c. Partnered Deals
a. This is something I briefly thought about. It may or may not be viable.
b. Crowdfunded Ventures
c. FCCO Funded Ventures
d. Individually Funded Ventures
a. Client Blacklisting
b. Site Embargo or Boycotts – Whichever applies
c. Fair Wage Protests or Contracts
d. Legal Help Collecting from Defaulted Clients
9. What do you think we could provide our members?
Client Side Rough Rough Outline (That’s Two Roughs, One for the Each of Ya)....Yea, that was a Tombstone reference. I'm old.
1. Job Board
a. Clients pay for ad space
2. Client Membership Fees
a. Clients pay to join FCCO and have access to our freelance members, client services and resources.
3. Member Profile Hiring
a. Clients can browse members portfolios and hire individuals
b. We can offer package deals with several members specializing in different aspects of the industry. EX: A Web Developer and a Content Marketer could sell their services as a package deal.
c. FCCO would actively promote members, partnerships and special deals created by a particular member to clients.
d. Ultimately, we would want to make it beneficial for clients to join FCCO by giving discounts, full-service deals etc. etc.
4. Client Side Resources
a. We can offer our clients educational and informational material
b. Maybe even educational classes. Free? Paid?
c. The sky is the limit.
5. There’s so much we can do with the Client Side of FCCO. What are your ideas?
Member Community and Social Side

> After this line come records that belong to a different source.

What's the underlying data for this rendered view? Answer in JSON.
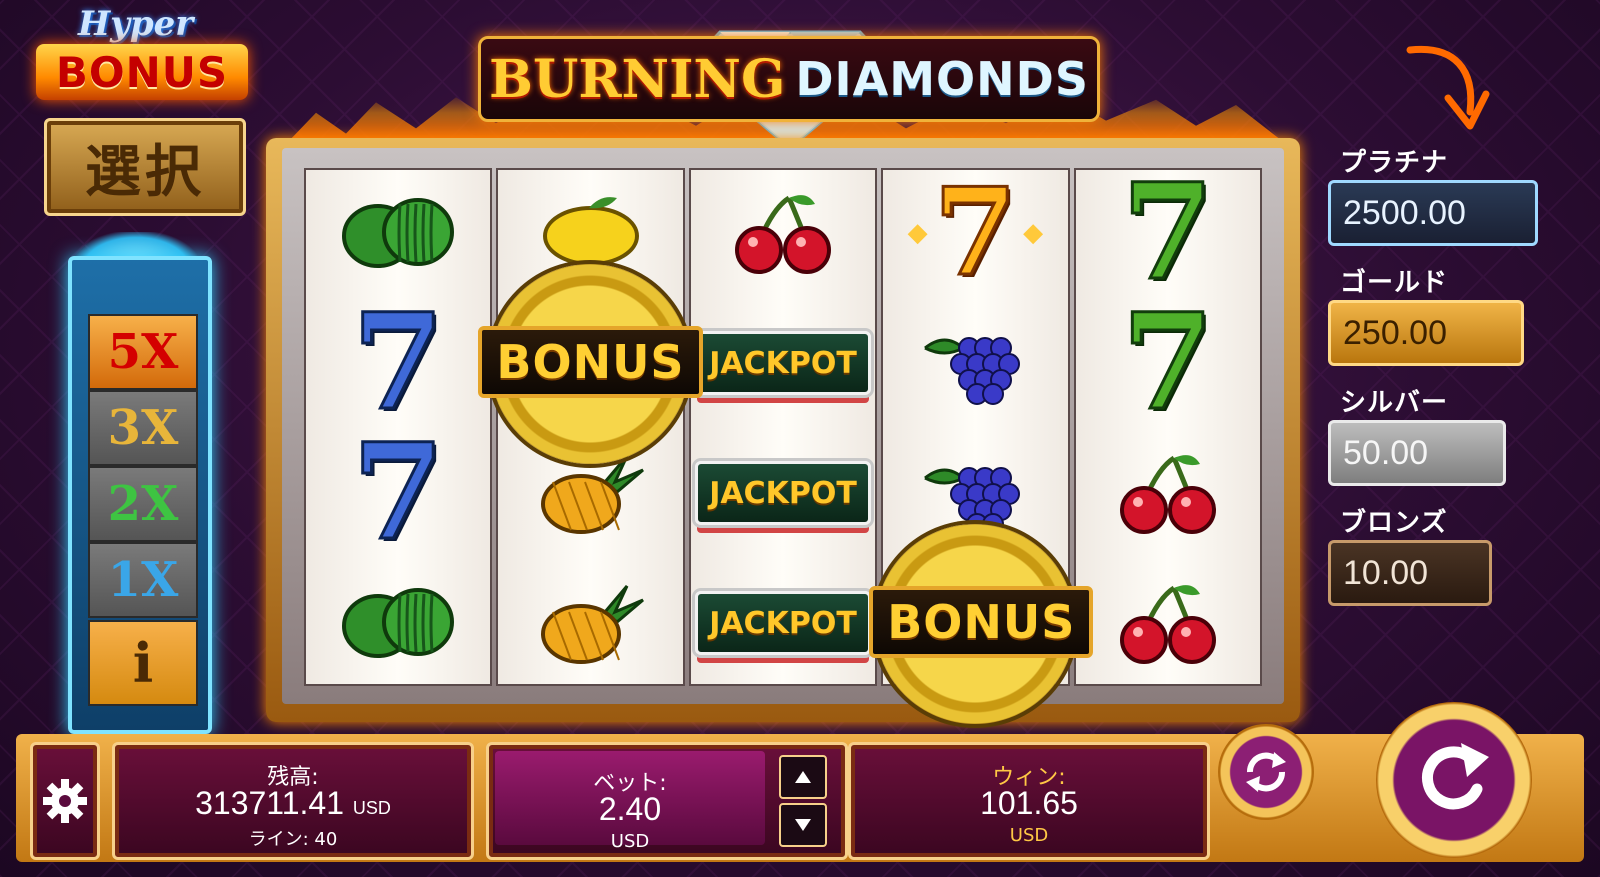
{
  "logo": {
    "line1": "Hyper",
    "line2": "BONUS"
  },
  "select_button": "選択",
  "multipliers": [
    "5X",
    "3X",
    "2X",
    "1X"
  ],
  "info_button": "i",
  "title": {
    "part1": "BURNING",
    "part2": "DIAMONDS"
  },
  "reels": [
    [
      "watermelon",
      "seven-blue",
      "seven-blue",
      "watermelon"
    ],
    [
      "lemon",
      "bonus",
      "pineapple",
      "pineapple"
    ],
    [
      "cherry",
      "jackpot",
      "jackpot",
      "jackpot"
    ],
    [
      "seven-gold",
      "grapes",
      "grapes",
      "bonus"
    ],
    [
      "seven-green",
      "seven-green",
      "cherry",
      "cherry"
    ]
  ],
  "symbols": {
    "bonus_label": "BONUS",
    "jackpot_label": "JACKPOT",
    "seven": "7"
  },
  "jackpot_tiers": [
    {
      "name": "プラチナ",
      "value": "2500.00"
    },
    {
      "name": "ゴールド",
      "value": "250.00"
    },
    {
      "name": "シルバー",
      "value": "50.00"
    },
    {
      "name": "ブロンズ",
      "value": "10.00"
    }
  ],
  "bottom": {
    "balance_label": "残高:",
    "balance_value": "313711.41",
    "balance_currency": "USD",
    "lines_label": "ライン: 40",
    "bet_label": "ベット:",
    "bet_value": "2.40",
    "bet_currency": "USD",
    "win_label": "ウィン:",
    "win_value": "101.65",
    "win_currency": "USD"
  },
  "colors": {
    "accent_gold": "#f0b14a",
    "panel": "#6a0f3a",
    "annotation_arrow": "#ff6a00"
  }
}
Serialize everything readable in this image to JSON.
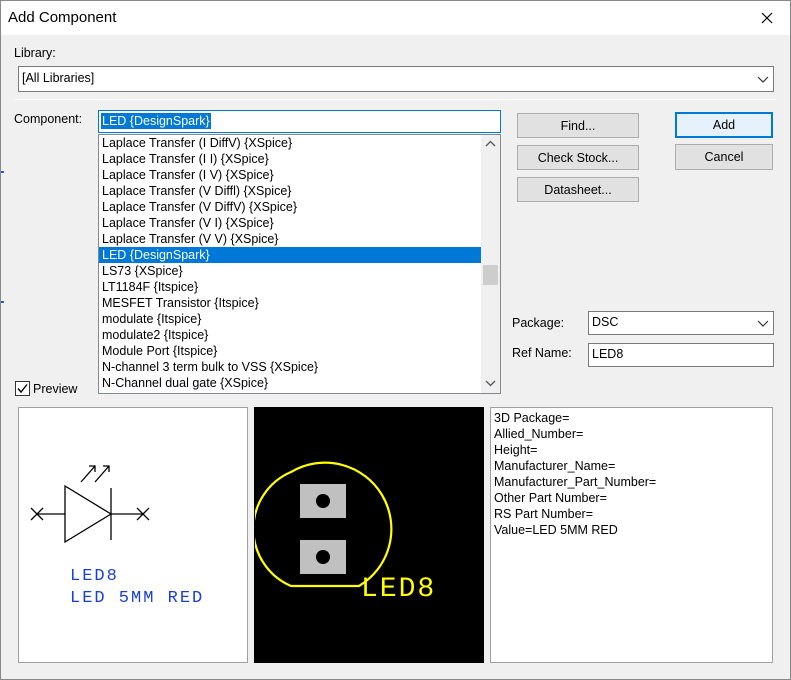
{
  "window": {
    "title": "Add Component"
  },
  "library": {
    "label": "Library:",
    "value": "[All Libraries]"
  },
  "component": {
    "label": "Component:",
    "value": "LED {DesignSpark}"
  },
  "buttons": {
    "find": "Find...",
    "check_stock": "Check Stock...",
    "datasheet": "Datasheet...",
    "add": "Add",
    "cancel": "Cancel"
  },
  "list": {
    "items": [
      "Laplace Transfer (I DiffV) {XSpice}",
      "Laplace Transfer (I I) {XSpice}",
      "Laplace Transfer (I V) {XSpice}",
      "Laplace Transfer (V Diffl) {XSpice}",
      "Laplace Transfer (V DiffV) {XSpice}",
      "Laplace Transfer (V I) {XSpice}",
      "Laplace Transfer (V V) {XSpice}",
      "LED {DesignSpark}",
      "LS73 {XSpice}",
      "LT1184F {Itspice}",
      "MESFET Transistor {Itspice}",
      "modulate {Itspice}",
      "modulate2 {Itspice}",
      "Module Port {Itspice}",
      "N-channel 3 term bulk to VSS {XSpice}",
      "N-Channel dual gate {XSpice}"
    ],
    "selected_index": 7
  },
  "package": {
    "label": "Package:",
    "value": "DSC"
  },
  "ref_name": {
    "label": "Ref Name:",
    "value": "LED8"
  },
  "preview": {
    "label": "Preview",
    "checked": true
  },
  "schematic": {
    "ref": "LED8",
    "value": "LED 5MM RED"
  },
  "pcb": {
    "ref": "LED8"
  },
  "properties": [
    "3D Package=",
    "Allied_Number=",
    "Height=",
    "Manufacturer_Name=",
    "Manufacturer_Part_Number=",
    "Other Part Number=",
    "RS Part Number=",
    "Value=LED 5MM RED"
  ],
  "colors": {
    "selection": "#0078d7",
    "schematic_text": "#1a3fd6",
    "pcb_outline": "#ffff00",
    "pcb_background": "#000000"
  }
}
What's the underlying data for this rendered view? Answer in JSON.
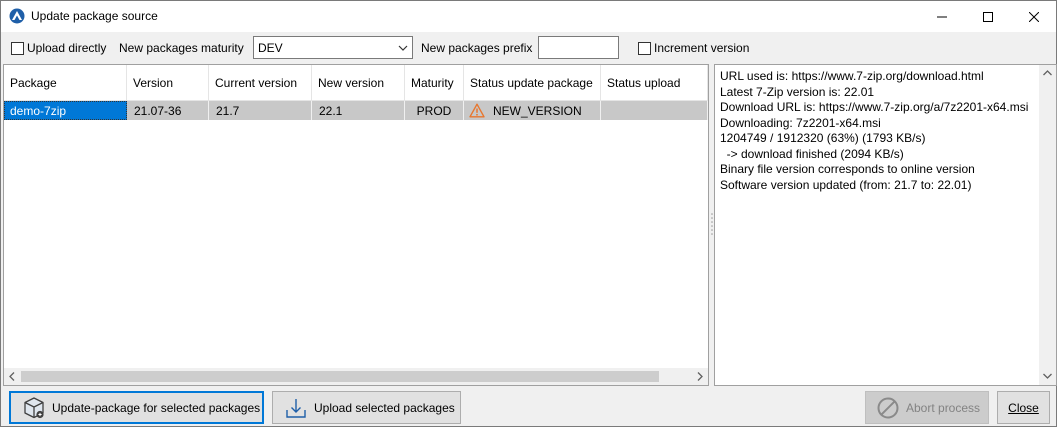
{
  "window": {
    "title": "Update package source"
  },
  "toolbar": {
    "upload_directly_label": "Upload directly",
    "upload_directly_checked": false,
    "maturity_label": "New packages maturity",
    "maturity_value": "DEV",
    "prefix_label": "New packages prefix",
    "prefix_value": "",
    "increment_label": "Increment version",
    "increment_checked": false
  },
  "grid": {
    "columns": [
      "Package",
      "Version",
      "Current version",
      "New version",
      "Maturity",
      "Status update package",
      "Status upload"
    ],
    "rows": [
      {
        "package": "demo-7zip",
        "version": "21.07-36",
        "current_version": "21.7",
        "new_version": "22.1",
        "maturity": "PROD",
        "status_update": "NEW_VERSION",
        "status_upload": ""
      }
    ]
  },
  "log": {
    "lines": [
      "URL used is: https://www.7-zip.org/download.html",
      "Latest 7-Zip version is: 22.01",
      "Download URL is: https://www.7-zip.org/a/7z2201-x64.msi",
      "Downloading: 7z2201-x64.msi",
      "1204749 / 1912320 (63%) (1793 KB/s)",
      "  -> download finished (2094 KB/s)",
      "Binary file version corresponds to online version",
      "Software version updated (from: 21.7 to: 22.01)"
    ]
  },
  "buttons": {
    "update_package": "Update-package for selected packages",
    "upload_selected": "Upload selected packages",
    "abort": "Abort process",
    "close": "Close"
  },
  "colors": {
    "selection": "#0078d7",
    "row_bg": "#c8c8c8",
    "warning": "#e8762d",
    "icon_blue": "#1f5fa8"
  },
  "icons": {
    "app": "wapt-app-icon",
    "warning": "warning-triangle-icon",
    "update": "package-box-icon",
    "upload": "upload-arrow-icon",
    "abort": "prohibited-icon"
  }
}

The final part of FCCO will be the social aspect for members. Think Facebook or something similar. I haven’t been able to come up with a lot of ideas, but I think it is vital that we have a place where members can share and discuss their lives with other members. Let me know what your thoughts are on this.
Freelancer’s Community Co-Operative is Your Site, What Do You Think It Should Offer?
You can simply comment any ideas, but I would prefer if you jumped over to the forum, joined and posted any ideas or suggestions for FCCO there. The forum is acting as our temporary community until the main site goes live.
Let me say this one more time:
FCCO is for every freelancer that does work on the Internet. FCCO needs you in order to succeed. Make FCCO what you want it to be, and I will do everything in my power to see that it gets done. Without you freelancers, however, FCCO is just another forgotten idea.
Join the small but growing family on the forum and ensure you’re opinion is heard and acknowledged. I look forward to meeting and growing with you all.